How It relates to the AODA legislation
Screen Magnifiers relate to the following sections of the Accessibility for Ontarians with Disabilities Act (AODA) Integrated Accessibility Standards, specifically some of the following sections in the Information and Communication Standards:
- Screen Magnifiers are software that presents the user with enlarged screen content, making the information and educational resources accessible to people with visual disabilities. Considering the guidelines for accessible website and web content improves the accessibility and usability for screen magnifier users.
- People interact, learn and communicate in diverse ways. Learning opportunities are increased when flexible ways of engaging with learning materials are provided. Considering how people communicate is important for knowledge to be exchanged. Alternative formats take into account diverse ways of exchanging information.
- The AODA legislates that educational institutions and its employees know how to produce accessible or conversion ready versions of textbooks and printed material. All website and web content must meet accessibility standards and support alternative ways to convey information. Educators, teachers and staff must be knowledgeable at communicating with people with disabilities who may use alternate formats.

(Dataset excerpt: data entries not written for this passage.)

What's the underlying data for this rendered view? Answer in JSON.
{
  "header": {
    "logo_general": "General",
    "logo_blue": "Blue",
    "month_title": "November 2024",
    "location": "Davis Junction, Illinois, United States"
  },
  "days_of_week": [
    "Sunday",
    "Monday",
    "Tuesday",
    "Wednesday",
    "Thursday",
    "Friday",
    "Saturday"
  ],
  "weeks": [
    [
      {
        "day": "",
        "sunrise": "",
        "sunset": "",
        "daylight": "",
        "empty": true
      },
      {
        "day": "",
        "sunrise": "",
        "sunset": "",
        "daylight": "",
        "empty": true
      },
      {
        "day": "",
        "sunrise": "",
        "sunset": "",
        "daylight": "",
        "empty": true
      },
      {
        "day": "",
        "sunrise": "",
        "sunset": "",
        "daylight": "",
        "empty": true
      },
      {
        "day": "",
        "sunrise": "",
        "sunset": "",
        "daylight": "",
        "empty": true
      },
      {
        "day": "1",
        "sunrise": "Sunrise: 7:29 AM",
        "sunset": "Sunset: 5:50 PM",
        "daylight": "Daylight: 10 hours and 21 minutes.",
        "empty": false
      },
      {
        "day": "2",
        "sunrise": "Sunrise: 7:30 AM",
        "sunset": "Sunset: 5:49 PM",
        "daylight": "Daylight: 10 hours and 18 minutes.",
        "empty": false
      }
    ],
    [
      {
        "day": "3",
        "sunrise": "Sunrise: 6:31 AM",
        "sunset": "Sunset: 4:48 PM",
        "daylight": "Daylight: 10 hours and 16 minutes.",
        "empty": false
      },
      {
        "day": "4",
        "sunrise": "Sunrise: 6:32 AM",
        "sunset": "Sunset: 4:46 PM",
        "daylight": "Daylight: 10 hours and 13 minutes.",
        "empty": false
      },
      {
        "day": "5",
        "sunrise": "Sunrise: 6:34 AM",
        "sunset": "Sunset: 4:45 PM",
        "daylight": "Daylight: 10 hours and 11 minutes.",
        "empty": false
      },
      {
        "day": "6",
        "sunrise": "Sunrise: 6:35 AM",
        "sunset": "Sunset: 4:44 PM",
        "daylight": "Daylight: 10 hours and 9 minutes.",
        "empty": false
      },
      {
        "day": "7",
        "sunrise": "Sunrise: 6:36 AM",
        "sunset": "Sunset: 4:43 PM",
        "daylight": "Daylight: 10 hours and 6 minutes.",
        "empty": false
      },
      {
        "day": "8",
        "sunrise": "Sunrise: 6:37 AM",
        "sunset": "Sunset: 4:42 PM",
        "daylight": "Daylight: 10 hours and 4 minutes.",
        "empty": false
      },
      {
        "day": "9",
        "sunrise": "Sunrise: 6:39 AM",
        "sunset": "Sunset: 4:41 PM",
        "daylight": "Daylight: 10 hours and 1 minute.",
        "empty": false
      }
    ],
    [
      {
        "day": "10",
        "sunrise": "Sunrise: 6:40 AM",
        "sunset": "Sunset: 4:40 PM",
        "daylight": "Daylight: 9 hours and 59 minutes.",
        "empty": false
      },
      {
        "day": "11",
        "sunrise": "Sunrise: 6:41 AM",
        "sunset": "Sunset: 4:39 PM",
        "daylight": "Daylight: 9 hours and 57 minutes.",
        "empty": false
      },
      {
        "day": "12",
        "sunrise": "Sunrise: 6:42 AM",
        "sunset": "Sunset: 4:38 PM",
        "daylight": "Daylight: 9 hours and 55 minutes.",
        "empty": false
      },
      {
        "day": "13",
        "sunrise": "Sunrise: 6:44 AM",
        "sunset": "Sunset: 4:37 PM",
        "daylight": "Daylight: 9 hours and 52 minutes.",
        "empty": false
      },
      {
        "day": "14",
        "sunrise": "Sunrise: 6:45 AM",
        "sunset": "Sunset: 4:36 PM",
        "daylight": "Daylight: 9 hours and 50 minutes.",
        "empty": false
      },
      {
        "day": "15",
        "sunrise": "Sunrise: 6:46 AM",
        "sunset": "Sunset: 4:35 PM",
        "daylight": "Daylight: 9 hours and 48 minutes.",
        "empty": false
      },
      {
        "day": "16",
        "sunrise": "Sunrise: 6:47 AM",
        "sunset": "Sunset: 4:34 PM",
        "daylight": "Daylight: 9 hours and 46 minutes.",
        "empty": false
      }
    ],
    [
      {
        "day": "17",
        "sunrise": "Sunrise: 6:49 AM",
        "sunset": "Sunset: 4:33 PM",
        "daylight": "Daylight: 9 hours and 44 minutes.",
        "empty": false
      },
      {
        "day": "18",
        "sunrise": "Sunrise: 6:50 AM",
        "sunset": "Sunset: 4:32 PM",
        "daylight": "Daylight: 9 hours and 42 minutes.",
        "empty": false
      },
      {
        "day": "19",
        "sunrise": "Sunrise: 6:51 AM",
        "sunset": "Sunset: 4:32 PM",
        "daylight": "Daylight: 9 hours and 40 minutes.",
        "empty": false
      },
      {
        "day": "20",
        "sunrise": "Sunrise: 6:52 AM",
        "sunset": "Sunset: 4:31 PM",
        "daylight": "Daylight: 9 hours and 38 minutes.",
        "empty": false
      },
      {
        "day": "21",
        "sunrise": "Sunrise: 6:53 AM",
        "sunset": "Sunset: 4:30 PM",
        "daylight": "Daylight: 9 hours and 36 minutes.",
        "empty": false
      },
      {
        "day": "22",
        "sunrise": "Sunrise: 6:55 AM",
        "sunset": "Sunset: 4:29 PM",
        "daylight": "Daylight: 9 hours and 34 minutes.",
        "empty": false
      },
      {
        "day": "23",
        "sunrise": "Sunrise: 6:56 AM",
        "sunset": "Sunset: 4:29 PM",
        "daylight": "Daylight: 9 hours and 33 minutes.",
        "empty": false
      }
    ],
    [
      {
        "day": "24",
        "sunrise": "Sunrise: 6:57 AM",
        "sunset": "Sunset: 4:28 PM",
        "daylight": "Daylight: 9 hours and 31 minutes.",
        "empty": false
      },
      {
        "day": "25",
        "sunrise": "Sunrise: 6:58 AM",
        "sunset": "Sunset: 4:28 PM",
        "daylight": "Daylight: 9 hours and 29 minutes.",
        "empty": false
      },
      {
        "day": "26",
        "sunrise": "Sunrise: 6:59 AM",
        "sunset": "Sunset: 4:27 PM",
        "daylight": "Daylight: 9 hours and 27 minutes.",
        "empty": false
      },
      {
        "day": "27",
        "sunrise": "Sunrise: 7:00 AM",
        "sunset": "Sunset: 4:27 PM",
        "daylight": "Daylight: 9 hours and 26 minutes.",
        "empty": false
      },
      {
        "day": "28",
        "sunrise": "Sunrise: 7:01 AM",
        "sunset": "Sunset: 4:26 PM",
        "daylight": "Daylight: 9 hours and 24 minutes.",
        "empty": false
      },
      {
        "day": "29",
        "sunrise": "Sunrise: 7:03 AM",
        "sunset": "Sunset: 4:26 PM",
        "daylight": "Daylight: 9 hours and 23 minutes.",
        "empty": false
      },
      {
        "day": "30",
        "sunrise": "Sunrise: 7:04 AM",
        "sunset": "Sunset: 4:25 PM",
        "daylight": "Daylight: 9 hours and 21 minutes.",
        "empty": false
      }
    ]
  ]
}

To learn how this section relates to the core principles of the AODA Customer Service regulation, visit the AODA page on SNOW.